Jacksonville’s Historic Springfield Initiative set out to spur the return of single family owner- occupied housing to the neighborhood by having the City’s Community Development and Housing Services Division stage an auction of 25 single family homes, along with special financing mechanisms for their purchase and renovation, to pre-qualified buyers wishing to live in this unique area. Additionally, the Community Development and Housing Services Division has begun marketing an Employer Assisted Housing Program to downtown employers. The aim of this program is to encourage workers who now commute through Springfield to settle in the neighborhood by offering them employer sponsored home-buyer subsidies.

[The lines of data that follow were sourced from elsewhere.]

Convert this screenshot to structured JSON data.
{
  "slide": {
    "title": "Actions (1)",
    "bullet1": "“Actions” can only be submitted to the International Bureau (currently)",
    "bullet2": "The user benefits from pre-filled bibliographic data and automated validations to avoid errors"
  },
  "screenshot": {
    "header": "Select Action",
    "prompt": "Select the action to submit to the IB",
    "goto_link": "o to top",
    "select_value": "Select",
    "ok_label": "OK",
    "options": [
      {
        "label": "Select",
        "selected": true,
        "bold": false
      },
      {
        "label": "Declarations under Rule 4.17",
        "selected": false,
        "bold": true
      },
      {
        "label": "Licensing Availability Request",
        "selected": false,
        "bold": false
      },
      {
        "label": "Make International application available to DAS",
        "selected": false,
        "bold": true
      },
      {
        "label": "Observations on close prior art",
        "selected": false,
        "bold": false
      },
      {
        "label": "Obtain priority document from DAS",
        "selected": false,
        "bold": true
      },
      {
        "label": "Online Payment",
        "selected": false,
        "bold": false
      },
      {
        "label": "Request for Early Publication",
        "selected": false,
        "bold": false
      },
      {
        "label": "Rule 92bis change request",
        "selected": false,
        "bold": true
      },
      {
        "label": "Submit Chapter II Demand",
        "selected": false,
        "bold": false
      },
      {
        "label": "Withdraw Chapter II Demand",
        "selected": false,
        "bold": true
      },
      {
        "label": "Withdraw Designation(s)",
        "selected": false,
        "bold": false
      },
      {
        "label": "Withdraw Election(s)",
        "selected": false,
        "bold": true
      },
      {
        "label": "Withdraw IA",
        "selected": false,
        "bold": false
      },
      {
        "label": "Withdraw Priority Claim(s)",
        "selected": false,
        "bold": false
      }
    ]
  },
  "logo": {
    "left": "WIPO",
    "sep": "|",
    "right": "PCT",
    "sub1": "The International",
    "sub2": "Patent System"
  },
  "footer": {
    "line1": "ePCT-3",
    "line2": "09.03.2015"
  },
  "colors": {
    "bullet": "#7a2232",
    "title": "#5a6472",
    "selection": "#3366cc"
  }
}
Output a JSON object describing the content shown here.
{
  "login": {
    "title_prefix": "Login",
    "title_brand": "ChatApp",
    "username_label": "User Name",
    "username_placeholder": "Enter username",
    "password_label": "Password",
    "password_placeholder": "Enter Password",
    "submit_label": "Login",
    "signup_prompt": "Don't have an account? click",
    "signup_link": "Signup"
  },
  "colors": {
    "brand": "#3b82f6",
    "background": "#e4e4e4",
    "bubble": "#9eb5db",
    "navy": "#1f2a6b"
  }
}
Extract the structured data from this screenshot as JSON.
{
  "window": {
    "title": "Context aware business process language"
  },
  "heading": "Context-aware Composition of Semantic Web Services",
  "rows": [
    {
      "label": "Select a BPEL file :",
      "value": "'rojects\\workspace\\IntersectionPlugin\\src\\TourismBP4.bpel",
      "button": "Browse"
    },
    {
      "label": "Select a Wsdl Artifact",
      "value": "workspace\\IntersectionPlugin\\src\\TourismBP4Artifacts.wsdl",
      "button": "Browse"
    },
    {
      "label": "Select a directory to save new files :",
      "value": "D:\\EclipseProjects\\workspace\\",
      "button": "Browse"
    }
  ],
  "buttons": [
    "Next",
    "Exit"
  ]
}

New Orleans’ Kuji Center takes its name from the Swahili word for self-determination, Kujichagulia, the seventh principle of Kwanzaa. The Kuji Center is the culmination of the St. Thomas Residents Council’s desire to create a safe-haven for the development’s children. Parents and children of the housing project took the leading role in planning what kinds of services the Kuji Center would offer once the City of New Orleans decided to commit its Community Development Block Grant dollars to getting the project off the ground. The Kuji Center now offers a daily curriculum of classes in family life and sexuality, teen pregnancy prevention, rites of passage, career development, homework assistance, arts and crafts, drama, African dance, and the martial arts. The Center also serves meals, arranges filed trips, and offers kids a chance to learn basic computer skills and to be mentored by successful Africa-American business people, educators, artists, etc. from across the New Orleans metropolitan area. Parents of children enrolled in programs at the Kuji Center are also required to sign a contract stating that they will be active participants with their children in the Center’s curriculum.

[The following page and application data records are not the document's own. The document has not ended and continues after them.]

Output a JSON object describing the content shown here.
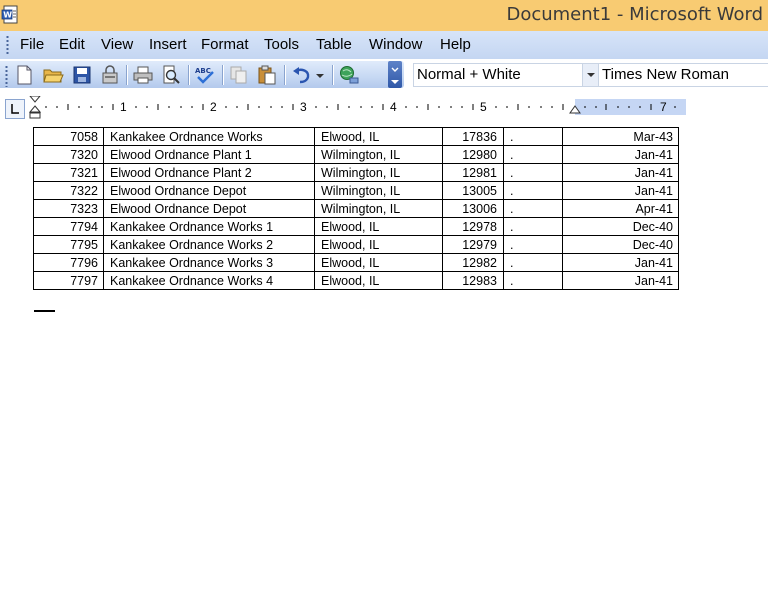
{
  "window": {
    "title": "Document1 - Microsoft Word",
    "icon": "word-document-icon",
    "titlebar_color": "#f8cb72"
  },
  "menu": {
    "items": [
      {
        "label": "File",
        "id": "file"
      },
      {
        "label": "Edit",
        "id": "edit"
      },
      {
        "label": "View",
        "id": "view"
      },
      {
        "label": "Insert",
        "id": "insert"
      },
      {
        "label": "Format",
        "id": "format"
      },
      {
        "label": "Tools",
        "id": "tools"
      },
      {
        "label": "Table",
        "id": "table"
      },
      {
        "label": "Window",
        "id": "window"
      },
      {
        "label": "Help",
        "id": "help"
      }
    ]
  },
  "toolbar": {
    "buttons": [
      "new-document-icon",
      "open-folder-icon",
      "save-icon",
      "permission-icon",
      "print-icon",
      "print-preview-icon",
      "spelling-icon",
      "copy-icon",
      "paste-icon",
      "undo-icon",
      "undo-dropdown-icon",
      "research-icon"
    ],
    "style_value": "Normal + White",
    "font_value": "Times New Roman"
  },
  "ruler": {
    "numbers": [
      "1",
      "2",
      "3",
      "4",
      "5",
      "7"
    ],
    "margin_color": "#c5d6f4"
  },
  "table": {
    "rows": [
      [
        "7058",
        "Kankakee Ordnance Works",
        "Elwood, IL",
        "17836",
        ".",
        "Mar-43"
      ],
      [
        "7320",
        "Elwood Ordnance Plant 1",
        "Wilmington, IL",
        "12980",
        ".",
        "Jan-41"
      ],
      [
        "7321",
        "Elwood Ordnance Plant 2",
        "Wilmington, IL",
        "12981",
        ".",
        "Jan-41"
      ],
      [
        "7322",
        "Elwood Ordnance Depot",
        "Wilmington, IL",
        "13005",
        ".",
        "Jan-41"
      ],
      [
        "7323",
        "Elwood Ordnance Depot",
        "Wilmington, IL",
        "13006",
        ".",
        "Apr-41"
      ],
      [
        "7794",
        "Kankakee Ordnance Works 1",
        "Elwood, IL",
        "12978",
        ".",
        "Dec-40"
      ],
      [
        "7795",
        "Kankakee Ordnance Works 2",
        "Elwood, IL",
        "12979",
        ".",
        "Dec-40"
      ],
      [
        "7796",
        "Kankakee Ordnance Works 3",
        "Elwood, IL",
        "12982",
        ".",
        "Jan-41"
      ],
      [
        "7797",
        "Kankakee Ordnance Works 4",
        "Elwood, IL",
        "12983",
        ".",
        "Jan-41"
      ]
    ]
  }
}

San Francisco’s Job Link was launched by the Bay Area Video Coalition (BAVC) with the support of Community Development Block Grant dollars from the San Francisco Mayor’s Office of Community Development. JobLink provides the working poor, low-income San Francisco residents, and former welfare recipients with the skills and experience necessary to obtain entry-level jobs with career advancement and wage progression opportunities in the region’s expanding new media and technology industries. JobLink offers an innovative 480-hour training program that stresses media and technology skills recommended by its industry advisory board. Working in teams for actual clients, JobLink participants gain real world experience while enjoying almost unlimited access to industry-standard hardware and software. Applicants are identified and recruited through partnerships with an array of community-based agencies. Because of JobLink’s success, BAVC has attracted additional funding to expand its model to serve the working poor by establishing satellite training centers.